* What the task asks
Search the records for the string "user". Copy each line where it occurs.

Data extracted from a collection
==*==

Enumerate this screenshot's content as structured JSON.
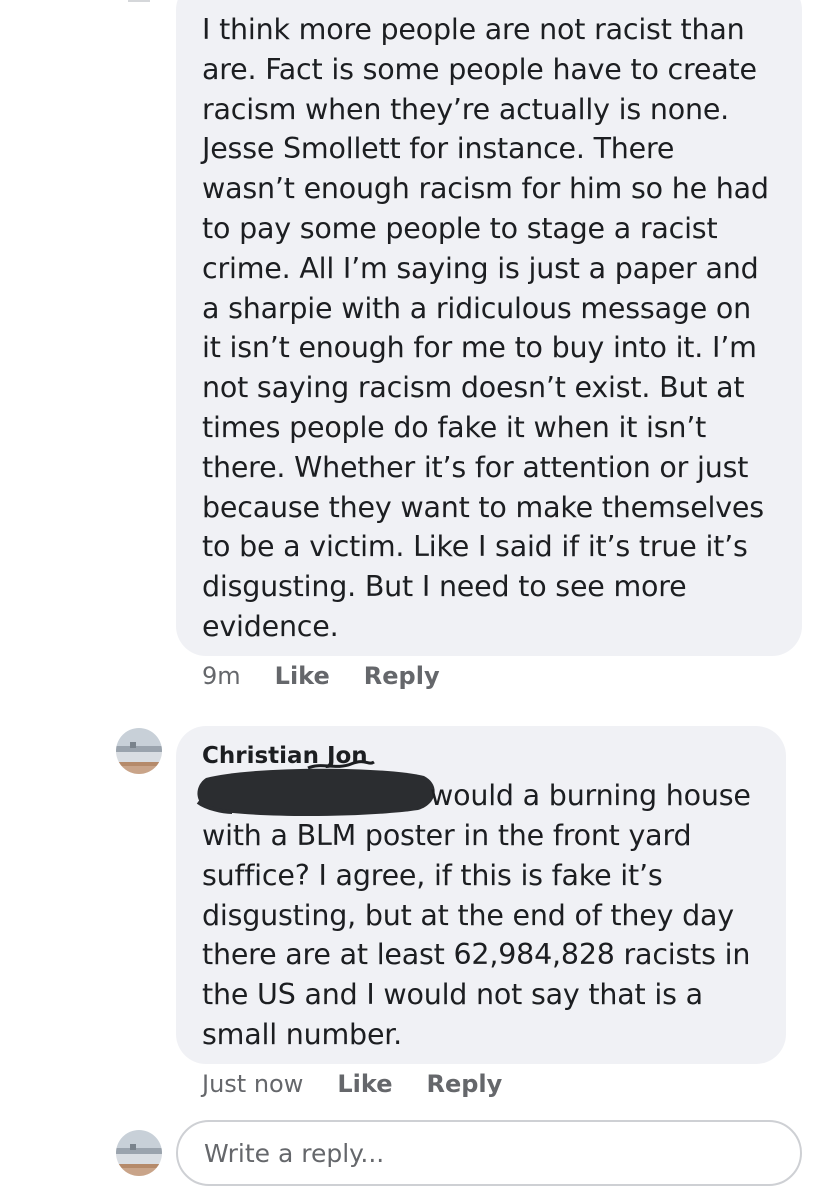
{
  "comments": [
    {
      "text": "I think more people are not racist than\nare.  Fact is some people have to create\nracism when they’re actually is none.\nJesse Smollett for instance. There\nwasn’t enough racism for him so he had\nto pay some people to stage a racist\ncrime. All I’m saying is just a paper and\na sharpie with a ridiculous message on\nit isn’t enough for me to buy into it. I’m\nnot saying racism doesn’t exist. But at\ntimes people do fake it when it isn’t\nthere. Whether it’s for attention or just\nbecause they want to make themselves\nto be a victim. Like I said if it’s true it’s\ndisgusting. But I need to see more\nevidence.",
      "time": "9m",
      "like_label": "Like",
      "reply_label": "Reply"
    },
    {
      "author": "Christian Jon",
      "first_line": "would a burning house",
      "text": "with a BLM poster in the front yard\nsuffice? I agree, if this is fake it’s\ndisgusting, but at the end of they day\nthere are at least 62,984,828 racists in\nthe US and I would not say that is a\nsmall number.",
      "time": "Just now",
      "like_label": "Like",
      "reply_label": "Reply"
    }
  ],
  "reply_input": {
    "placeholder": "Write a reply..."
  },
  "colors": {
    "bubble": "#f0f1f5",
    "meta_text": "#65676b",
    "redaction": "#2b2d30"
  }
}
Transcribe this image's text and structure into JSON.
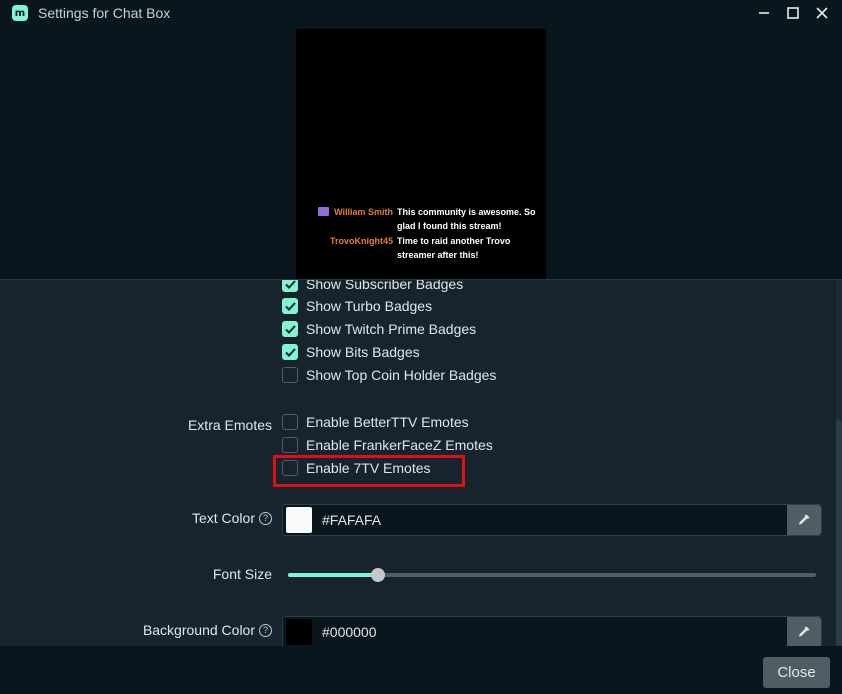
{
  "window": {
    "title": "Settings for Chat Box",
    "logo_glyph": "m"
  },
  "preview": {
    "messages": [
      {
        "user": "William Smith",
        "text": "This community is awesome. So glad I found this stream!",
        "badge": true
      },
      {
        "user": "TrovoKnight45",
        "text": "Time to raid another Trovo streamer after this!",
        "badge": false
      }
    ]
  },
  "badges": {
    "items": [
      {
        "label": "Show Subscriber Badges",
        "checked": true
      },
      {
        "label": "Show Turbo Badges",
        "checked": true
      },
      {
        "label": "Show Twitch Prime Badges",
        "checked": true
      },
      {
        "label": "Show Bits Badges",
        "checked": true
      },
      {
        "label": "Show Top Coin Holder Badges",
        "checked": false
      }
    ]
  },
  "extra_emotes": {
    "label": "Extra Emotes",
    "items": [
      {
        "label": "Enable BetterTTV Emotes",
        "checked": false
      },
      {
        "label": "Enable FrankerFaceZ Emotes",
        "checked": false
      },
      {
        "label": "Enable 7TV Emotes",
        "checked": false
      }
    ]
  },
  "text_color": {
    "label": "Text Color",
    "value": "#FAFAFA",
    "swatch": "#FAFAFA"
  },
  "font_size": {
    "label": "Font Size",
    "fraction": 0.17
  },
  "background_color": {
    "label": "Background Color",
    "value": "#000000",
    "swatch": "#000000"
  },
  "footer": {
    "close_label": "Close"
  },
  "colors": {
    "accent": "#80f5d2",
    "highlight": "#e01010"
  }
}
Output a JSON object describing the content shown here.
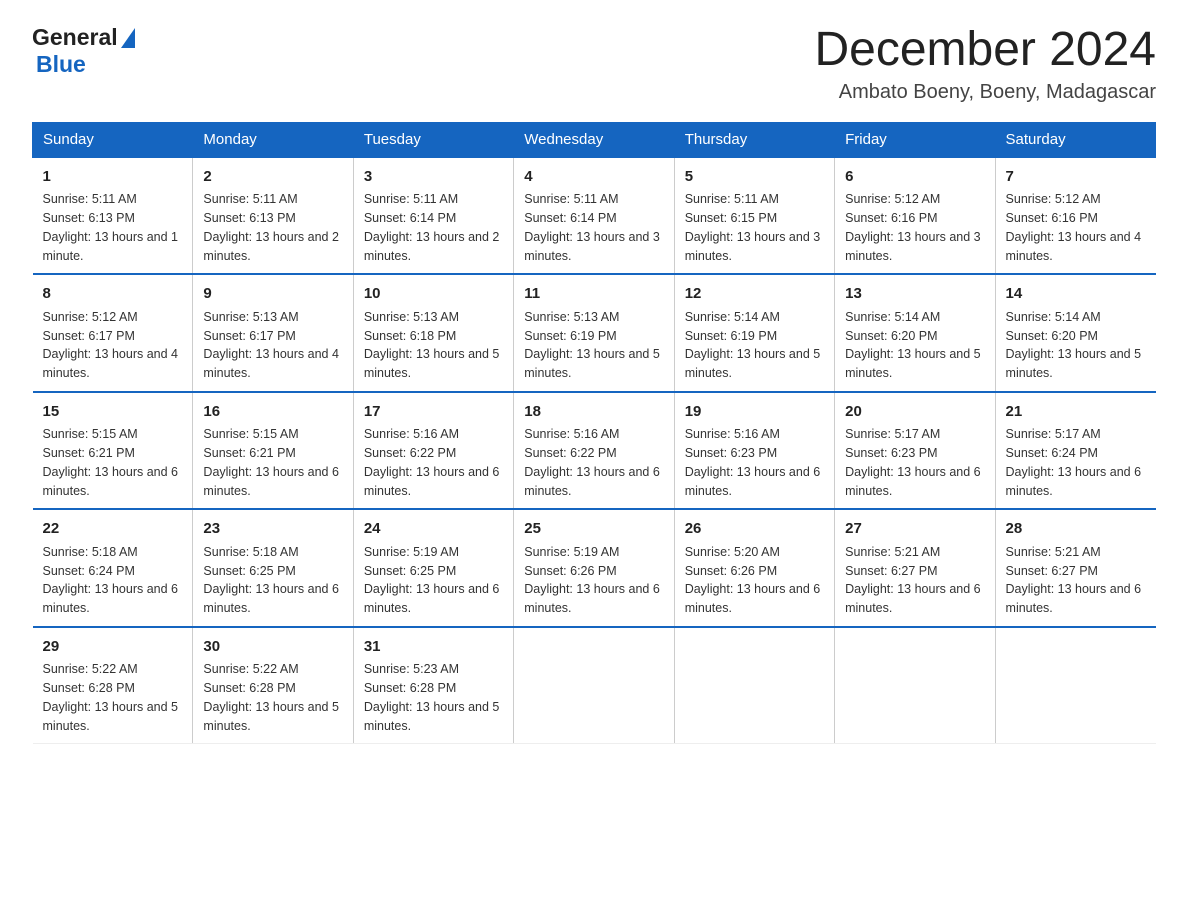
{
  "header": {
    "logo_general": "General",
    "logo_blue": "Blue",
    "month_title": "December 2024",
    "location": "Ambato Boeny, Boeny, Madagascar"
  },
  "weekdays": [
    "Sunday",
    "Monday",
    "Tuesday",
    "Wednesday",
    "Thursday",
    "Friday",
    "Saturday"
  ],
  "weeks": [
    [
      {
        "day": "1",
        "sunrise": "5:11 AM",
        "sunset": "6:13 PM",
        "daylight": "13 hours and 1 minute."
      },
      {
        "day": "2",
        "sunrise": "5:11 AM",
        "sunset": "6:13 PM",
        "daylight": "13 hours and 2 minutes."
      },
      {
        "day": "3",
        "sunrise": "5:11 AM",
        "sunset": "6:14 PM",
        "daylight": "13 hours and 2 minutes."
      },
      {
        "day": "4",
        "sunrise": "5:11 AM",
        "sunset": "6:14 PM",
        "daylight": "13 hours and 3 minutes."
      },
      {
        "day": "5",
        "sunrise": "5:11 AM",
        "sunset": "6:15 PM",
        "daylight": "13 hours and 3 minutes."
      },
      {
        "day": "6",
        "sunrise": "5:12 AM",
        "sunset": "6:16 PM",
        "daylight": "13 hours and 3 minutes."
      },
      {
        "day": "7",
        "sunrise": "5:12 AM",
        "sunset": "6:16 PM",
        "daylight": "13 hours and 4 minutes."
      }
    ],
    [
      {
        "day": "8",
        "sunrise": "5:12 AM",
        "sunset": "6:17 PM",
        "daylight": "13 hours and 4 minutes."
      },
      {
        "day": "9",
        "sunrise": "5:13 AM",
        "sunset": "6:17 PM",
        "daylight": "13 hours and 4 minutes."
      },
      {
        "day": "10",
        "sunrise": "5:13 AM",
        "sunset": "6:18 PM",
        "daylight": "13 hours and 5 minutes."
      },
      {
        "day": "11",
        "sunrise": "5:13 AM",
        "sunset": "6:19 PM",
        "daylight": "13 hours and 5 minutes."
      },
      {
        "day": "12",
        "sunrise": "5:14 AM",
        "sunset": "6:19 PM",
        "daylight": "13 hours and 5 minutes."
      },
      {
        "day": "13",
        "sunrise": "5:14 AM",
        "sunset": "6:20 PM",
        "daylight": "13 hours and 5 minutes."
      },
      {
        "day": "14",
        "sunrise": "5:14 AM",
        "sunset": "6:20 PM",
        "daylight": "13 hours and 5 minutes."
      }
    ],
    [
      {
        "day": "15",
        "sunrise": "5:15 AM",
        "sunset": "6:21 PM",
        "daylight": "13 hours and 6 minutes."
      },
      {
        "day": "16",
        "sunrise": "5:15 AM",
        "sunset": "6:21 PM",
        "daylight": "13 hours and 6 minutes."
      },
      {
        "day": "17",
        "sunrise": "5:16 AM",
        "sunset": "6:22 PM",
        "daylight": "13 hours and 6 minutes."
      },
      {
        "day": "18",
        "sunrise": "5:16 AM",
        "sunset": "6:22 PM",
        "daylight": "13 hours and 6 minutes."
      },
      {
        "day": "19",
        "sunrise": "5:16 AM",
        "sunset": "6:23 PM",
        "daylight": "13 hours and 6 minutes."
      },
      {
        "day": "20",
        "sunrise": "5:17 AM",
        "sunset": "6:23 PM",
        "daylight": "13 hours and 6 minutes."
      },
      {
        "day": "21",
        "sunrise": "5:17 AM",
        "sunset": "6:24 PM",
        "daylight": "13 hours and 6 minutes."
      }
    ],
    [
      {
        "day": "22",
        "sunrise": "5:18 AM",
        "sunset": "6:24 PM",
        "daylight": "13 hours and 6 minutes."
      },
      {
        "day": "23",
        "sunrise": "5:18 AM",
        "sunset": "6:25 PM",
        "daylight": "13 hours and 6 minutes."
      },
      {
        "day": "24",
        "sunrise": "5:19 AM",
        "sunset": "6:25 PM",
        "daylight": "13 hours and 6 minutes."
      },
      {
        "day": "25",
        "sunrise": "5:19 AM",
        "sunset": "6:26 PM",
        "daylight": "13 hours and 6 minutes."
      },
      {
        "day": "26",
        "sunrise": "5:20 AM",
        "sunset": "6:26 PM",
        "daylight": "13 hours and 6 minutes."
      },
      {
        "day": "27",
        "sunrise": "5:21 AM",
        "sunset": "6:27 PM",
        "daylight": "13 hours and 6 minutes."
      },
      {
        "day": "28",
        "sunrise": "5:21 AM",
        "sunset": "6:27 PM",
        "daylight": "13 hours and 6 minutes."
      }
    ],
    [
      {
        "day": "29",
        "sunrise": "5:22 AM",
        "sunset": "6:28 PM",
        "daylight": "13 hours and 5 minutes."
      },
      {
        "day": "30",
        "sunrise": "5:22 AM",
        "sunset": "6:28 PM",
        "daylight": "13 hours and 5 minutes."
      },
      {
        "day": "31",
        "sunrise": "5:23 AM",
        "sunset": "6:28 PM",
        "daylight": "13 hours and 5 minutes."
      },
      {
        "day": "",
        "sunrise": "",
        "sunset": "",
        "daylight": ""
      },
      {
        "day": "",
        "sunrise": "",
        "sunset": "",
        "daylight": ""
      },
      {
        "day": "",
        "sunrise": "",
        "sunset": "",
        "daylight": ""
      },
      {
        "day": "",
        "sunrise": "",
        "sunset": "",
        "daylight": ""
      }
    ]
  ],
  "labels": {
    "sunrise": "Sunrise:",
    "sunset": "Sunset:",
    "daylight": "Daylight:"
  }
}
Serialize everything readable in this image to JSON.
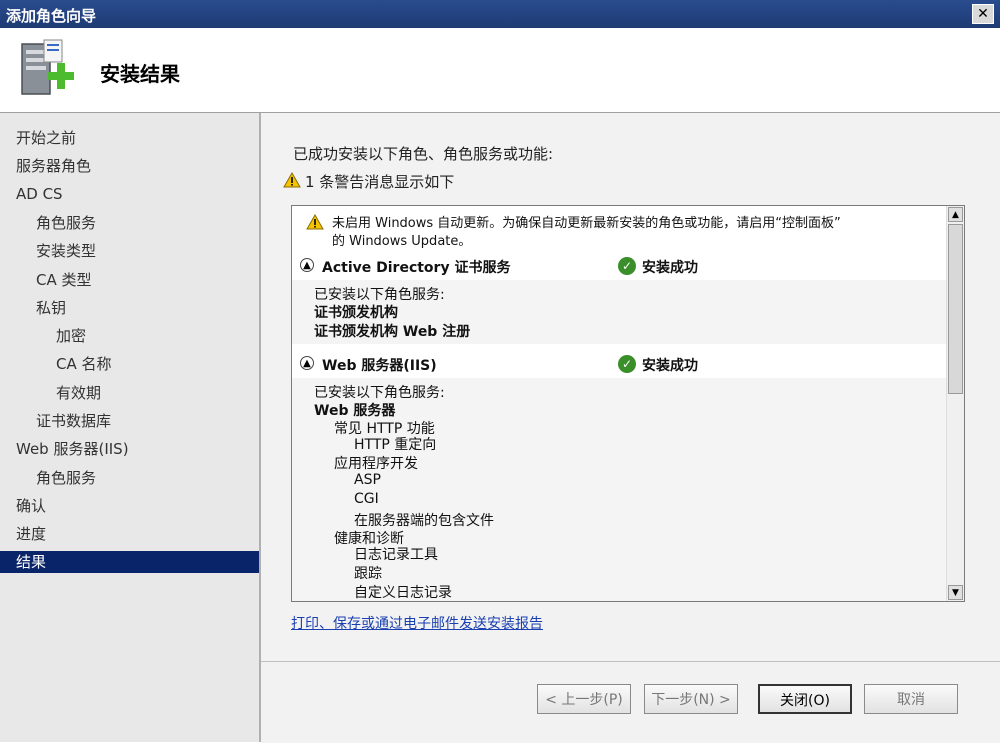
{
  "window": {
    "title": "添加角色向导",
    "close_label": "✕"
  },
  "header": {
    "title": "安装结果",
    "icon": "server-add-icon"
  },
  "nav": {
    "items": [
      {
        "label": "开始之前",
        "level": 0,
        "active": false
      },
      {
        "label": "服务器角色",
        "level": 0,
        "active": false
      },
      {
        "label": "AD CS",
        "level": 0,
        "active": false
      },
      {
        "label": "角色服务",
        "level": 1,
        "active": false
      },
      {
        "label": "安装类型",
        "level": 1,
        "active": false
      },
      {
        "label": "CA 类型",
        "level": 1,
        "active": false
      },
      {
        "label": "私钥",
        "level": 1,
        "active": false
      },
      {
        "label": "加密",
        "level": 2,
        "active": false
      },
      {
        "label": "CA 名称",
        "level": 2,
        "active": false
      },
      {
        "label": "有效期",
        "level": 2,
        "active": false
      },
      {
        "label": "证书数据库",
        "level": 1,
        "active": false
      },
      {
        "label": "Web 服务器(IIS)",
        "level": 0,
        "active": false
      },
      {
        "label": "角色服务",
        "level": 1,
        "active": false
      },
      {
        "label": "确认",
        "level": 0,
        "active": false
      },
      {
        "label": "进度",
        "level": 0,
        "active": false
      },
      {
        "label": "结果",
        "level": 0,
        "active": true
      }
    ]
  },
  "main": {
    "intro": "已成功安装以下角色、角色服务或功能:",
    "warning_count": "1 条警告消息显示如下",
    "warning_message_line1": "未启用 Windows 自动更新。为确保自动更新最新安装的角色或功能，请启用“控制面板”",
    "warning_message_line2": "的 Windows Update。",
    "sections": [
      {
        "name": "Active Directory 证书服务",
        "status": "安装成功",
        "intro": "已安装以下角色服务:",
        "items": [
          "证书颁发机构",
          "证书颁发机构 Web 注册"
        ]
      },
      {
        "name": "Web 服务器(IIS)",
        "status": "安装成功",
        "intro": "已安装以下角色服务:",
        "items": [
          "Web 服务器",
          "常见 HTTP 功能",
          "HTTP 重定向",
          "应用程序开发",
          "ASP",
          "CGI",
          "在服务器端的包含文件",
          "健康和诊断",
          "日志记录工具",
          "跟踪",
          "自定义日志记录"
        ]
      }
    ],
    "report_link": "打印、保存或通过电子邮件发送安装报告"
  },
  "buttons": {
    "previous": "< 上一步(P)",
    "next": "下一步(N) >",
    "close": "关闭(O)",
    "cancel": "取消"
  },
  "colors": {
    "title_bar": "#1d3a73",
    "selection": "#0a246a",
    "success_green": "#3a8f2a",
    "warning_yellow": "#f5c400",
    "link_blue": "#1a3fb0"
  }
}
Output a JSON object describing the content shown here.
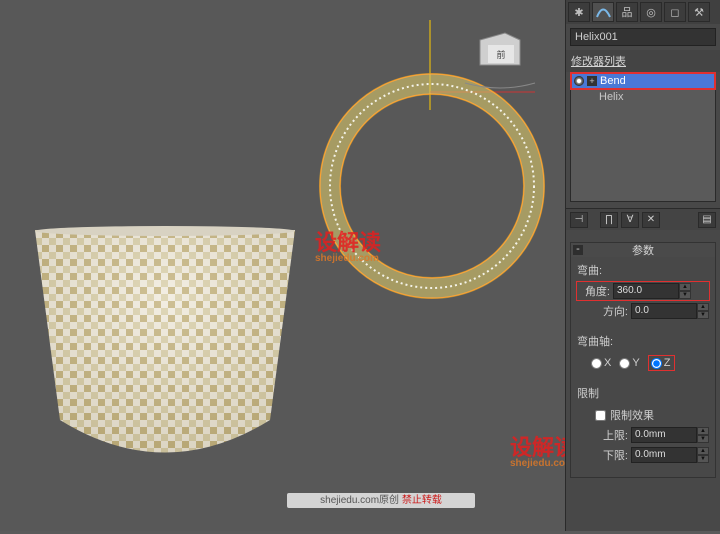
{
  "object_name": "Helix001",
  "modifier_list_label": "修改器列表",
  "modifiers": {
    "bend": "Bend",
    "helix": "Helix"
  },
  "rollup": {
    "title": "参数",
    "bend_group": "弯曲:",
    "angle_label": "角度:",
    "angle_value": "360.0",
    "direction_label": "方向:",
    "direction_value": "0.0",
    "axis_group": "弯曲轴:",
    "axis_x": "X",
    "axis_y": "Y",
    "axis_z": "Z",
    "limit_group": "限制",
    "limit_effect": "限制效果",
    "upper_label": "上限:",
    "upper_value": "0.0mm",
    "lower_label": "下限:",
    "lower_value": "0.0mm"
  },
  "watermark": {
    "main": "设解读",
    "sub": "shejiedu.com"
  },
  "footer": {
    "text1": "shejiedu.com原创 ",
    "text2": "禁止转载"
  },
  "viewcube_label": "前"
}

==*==

* Response to this exercise
        "user": "William Smith",
        "user": "TrovoKnight45",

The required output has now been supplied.